• **WHAT IS BEING ASKED**: Listed below are entries; give the number of lines among them that include "name", and only that number.

• **DATA TO USE**:
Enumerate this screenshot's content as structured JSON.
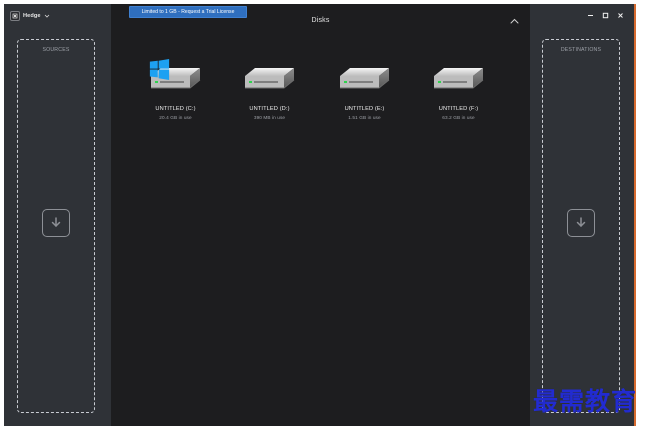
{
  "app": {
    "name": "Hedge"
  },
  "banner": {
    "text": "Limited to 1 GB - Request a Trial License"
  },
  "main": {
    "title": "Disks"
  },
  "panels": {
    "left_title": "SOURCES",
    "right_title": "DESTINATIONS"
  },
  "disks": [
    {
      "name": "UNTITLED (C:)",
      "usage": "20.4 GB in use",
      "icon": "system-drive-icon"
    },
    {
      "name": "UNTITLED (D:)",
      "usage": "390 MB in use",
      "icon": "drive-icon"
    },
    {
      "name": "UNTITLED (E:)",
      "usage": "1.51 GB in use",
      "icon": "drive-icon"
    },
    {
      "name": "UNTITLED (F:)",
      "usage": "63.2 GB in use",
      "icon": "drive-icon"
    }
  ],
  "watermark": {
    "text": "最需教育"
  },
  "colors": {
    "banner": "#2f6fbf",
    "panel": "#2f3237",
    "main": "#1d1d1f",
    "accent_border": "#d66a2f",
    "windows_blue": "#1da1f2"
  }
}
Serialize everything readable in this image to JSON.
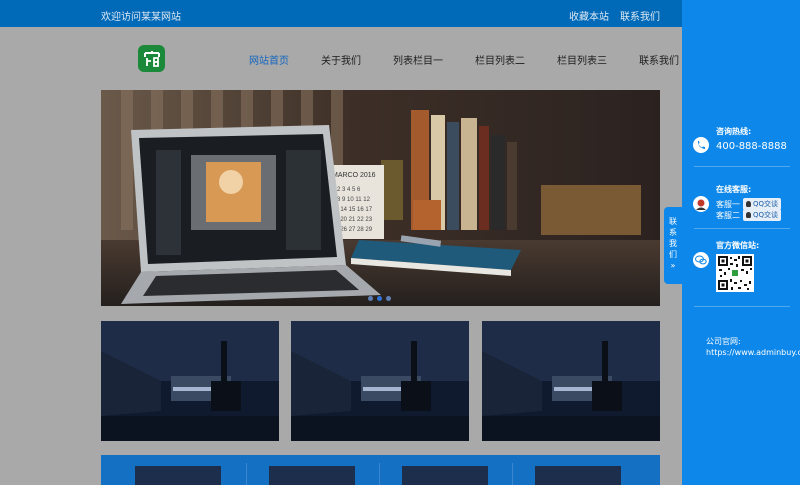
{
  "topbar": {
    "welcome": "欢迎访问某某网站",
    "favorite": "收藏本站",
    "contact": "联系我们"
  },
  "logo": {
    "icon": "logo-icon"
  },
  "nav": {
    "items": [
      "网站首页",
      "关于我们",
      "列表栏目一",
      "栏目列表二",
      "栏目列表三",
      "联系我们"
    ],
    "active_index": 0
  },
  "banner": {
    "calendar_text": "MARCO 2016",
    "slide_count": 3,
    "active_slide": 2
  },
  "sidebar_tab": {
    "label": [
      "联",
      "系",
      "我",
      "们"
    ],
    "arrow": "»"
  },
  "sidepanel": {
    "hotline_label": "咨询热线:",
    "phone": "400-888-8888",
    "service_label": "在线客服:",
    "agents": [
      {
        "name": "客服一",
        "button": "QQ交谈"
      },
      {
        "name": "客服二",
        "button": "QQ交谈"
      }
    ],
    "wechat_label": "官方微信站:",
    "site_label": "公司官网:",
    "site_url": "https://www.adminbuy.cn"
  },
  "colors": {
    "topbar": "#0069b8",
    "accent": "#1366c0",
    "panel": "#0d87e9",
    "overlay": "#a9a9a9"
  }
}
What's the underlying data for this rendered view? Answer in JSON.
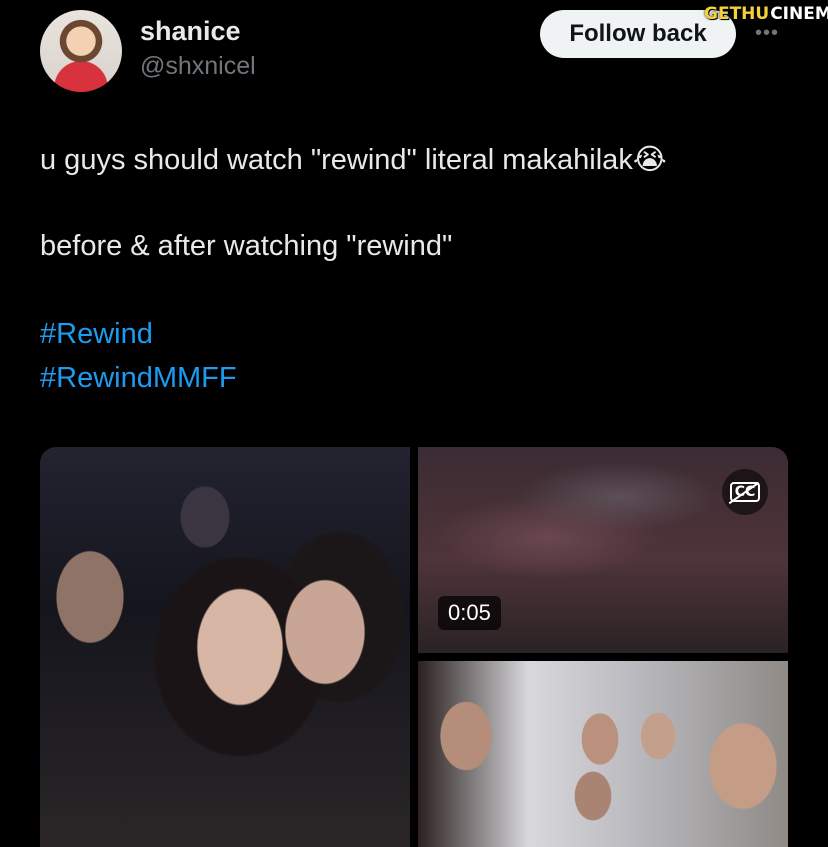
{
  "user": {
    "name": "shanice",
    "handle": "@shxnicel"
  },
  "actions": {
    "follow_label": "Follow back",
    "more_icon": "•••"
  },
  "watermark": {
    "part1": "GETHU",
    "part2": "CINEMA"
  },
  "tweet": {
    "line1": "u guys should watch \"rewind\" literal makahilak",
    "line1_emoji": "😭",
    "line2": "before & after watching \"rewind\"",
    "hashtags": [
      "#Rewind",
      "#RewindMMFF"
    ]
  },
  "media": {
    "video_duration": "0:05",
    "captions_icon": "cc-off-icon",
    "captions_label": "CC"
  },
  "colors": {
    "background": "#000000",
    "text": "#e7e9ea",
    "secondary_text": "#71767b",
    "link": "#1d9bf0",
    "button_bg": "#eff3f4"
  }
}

• **ANSWER TO THIS EXERCISE**: 8